During medical school at HMS, Beckman had the unusual opportunity to again be part of such interdisciplinary work. He was asked by Brigham alum and U.S. Surgeon General Vivek Murthy, MD, MBA, to serve as a special advisor to the surgeon general during the thick of the COVID-19 pandemic. Beckman described taking a one-year leave of absence to work in the Biden-Harris Administration as both terrifying and a remarkable chance to serve.
Looking back, Beckman said working in government helped give him perspective on the role of clinicians.
“Federal government is — at its best — simply a lot of people working hard to make our country, our medical system and our public health infrastructure better,” he said. “I have met many medical students, residents and health care workers we would be lucky to have contributing to that work.”
As he prepares to begin his residency at the Brigham, Beckman is focused on learning to be part of a clinical team and become a highly skilled doctor, a journey he knows takes a long time. He sees the Brigham as a very special place to train for those roles.
“In many ways, what I am most looking forward to is meeting my co-residents and being part of this community,” he said.
Though unsure precisely where his path will go, Beckman hopes to follow in his grandmother’s footsteps.
“She has shown me that serving patients until the final years of one’s life can be deeply impactful and bring continuous joy,” he said. “I hope to experience that too.”
Driven to Care for the Vulnerable

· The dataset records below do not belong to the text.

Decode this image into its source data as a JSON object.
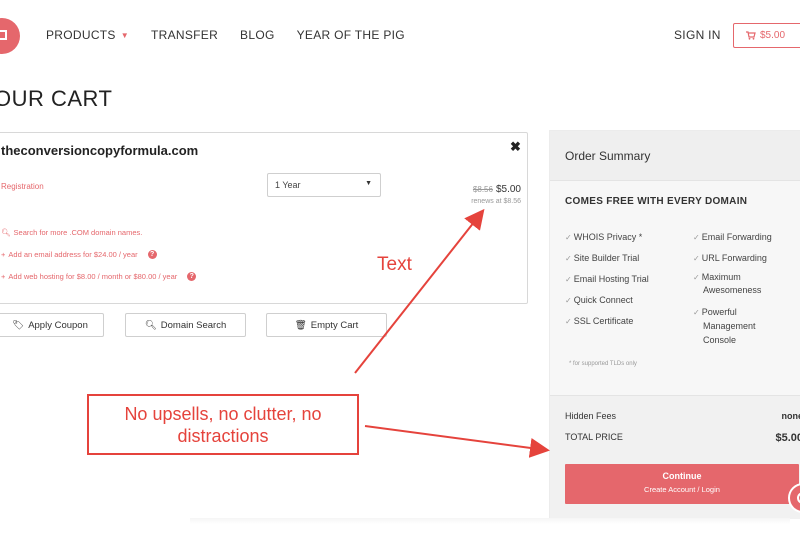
{
  "nav": {
    "items": [
      "PRODUCTS",
      "TRANSFER",
      "BLOG",
      "YEAR OF THE PIG"
    ],
    "sign_in": "SIGN IN",
    "cart_total": "$5.00"
  },
  "page": {
    "title": "OUR CART"
  },
  "cart": {
    "domain": "theconversioncopyformula.com",
    "registration_label": "Registration",
    "term_selected": "1 Year",
    "old_price": "$8.56",
    "price": "$5.00",
    "renews": "renews at $8.56",
    "links": [
      "Search for more .COM domain names.",
      "Add an email address for $24.00 / year",
      "Add web hosting for $8.00 / month or $80.00 / year"
    ],
    "buttons": {
      "apply_coupon": "Apply Coupon",
      "domain_search": "Domain Search",
      "empty_cart": "Empty Cart"
    }
  },
  "summary": {
    "title": "Order Summary",
    "free_heading": "COMES FREE WITH EVERY DOMAIN",
    "features_left": [
      "WHOIS Privacy *",
      "Site Builder Trial",
      "Email Hosting Trial",
      "Quick Connect",
      "SSL Certificate"
    ],
    "features_right": [
      "Email Forwarding",
      "URL Forwarding",
      "Maximum",
      "Awesomeness",
      "Powerful",
      "Management",
      "Console"
    ],
    "footnote": "* for supported TLDs only",
    "hidden_fees_label": "Hidden Fees",
    "hidden_fees_value": "none",
    "total_label": "TOTAL PRICE",
    "total_value": "$5.00",
    "continue_label": "Continue",
    "continue_sub": "Create Account / Login"
  },
  "annotations": {
    "text_label": "Text",
    "box_line1": "No upsells, no clutter, no",
    "box_line2": "distractions"
  },
  "colors": {
    "accent": "#e5676c",
    "annotation": "#e5433c"
  }
}
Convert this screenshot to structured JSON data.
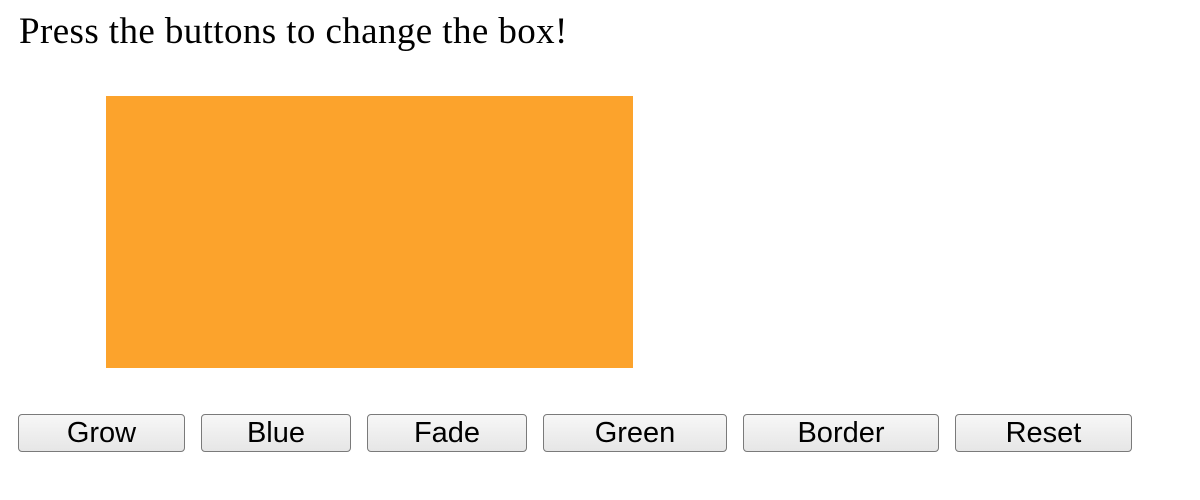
{
  "instruction": "Press the buttons to change the box!",
  "box": {
    "color": "#fca32c"
  },
  "buttons": {
    "grow": "Grow",
    "blue": "Blue",
    "fade": "Fade",
    "green": "Green",
    "border": "Border",
    "reset": "Reset"
  }
}
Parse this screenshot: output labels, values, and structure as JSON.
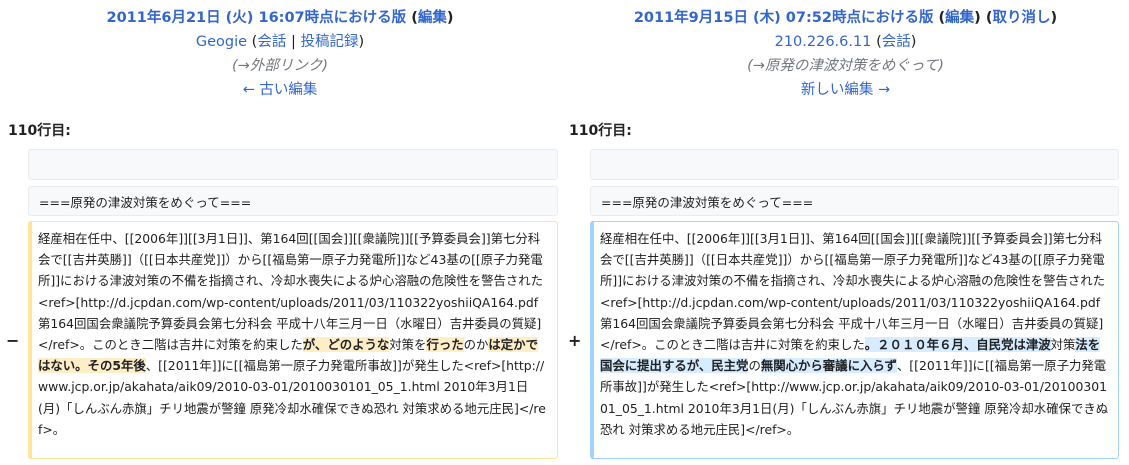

Rebeca Vergara Greeno’s interest in medicine came from an unlikely place: a lack of exposure to medicine and doctors growing up. “My family didn’t have any health insurance for a period of time during my childhood,” she said. “I think I went to maybe one doctor, which is kind of a rarity. Luckily, I was a healthy kid.”
Unfortunately, not all her family members were so fortunate. Her close-knit family moved from Guatemala to Las Vegas when she was a child, and they all lived in the same apartment complex.
“I had the experience of seeing one of my uncles pass away from liver cirrhosis in his own home because he didn’t have health insurance and didn’t go to the hospital,” Vergara Greeno recalled.
She also watched her Norwegian-American mother struggle to access care for a curable type of skin cancer.
“It was cheaper for her to go back to Guatemala than to pay out-of-pocket costs here in the U.S.,” she said. “It wasn’t until my mom finally qualified for health insurance through the Affordable Care Act that she was able to get proper treatment. Although I didn’t know it at the time, watching my family struggle with the many social factors that deter people from seeking medical care helped shape my earliest interest in medicine.”
Vergara Greeno’s desire to go into medicine was kickstarted in college when she started working as an interpreter in a free clinic.
“I saw a whole population of uninsured people who were dealing with many more issues than my family had, including not being documented,” she said. “That’s when I really connected with that patient population and felt like medicine was a place where I could be the most useful.”
She continued on that path in medical school at Yale School of Medicine, where she became one of the directors of a student-run clinic that served a large population of uninsured patients during the peak of COVID-19.
As an aspiring doctor, Vergara Greeno believes her experiences help her empathize with patients.
“I think I can connect and build trust with patients, but I also understand I can’t assume I know everything about a patient based on a shared culture or experience,” she said. “I try to ask open-ended questions and stay open to all possibilities.”
Vergara Greeno was ecstatic to learn she had been matched with the Brigham.
“There are a lot of things at the Brigham that really overlap with my interests, including their global health work in Guatemala,” she said. “There’s also a very strong primary care track where I can build on the knowledge that I have. My focus is on becoming a well-rounded primary care physician so I can give my patients the best care possible. And I think the Brigham is the best place to do that.”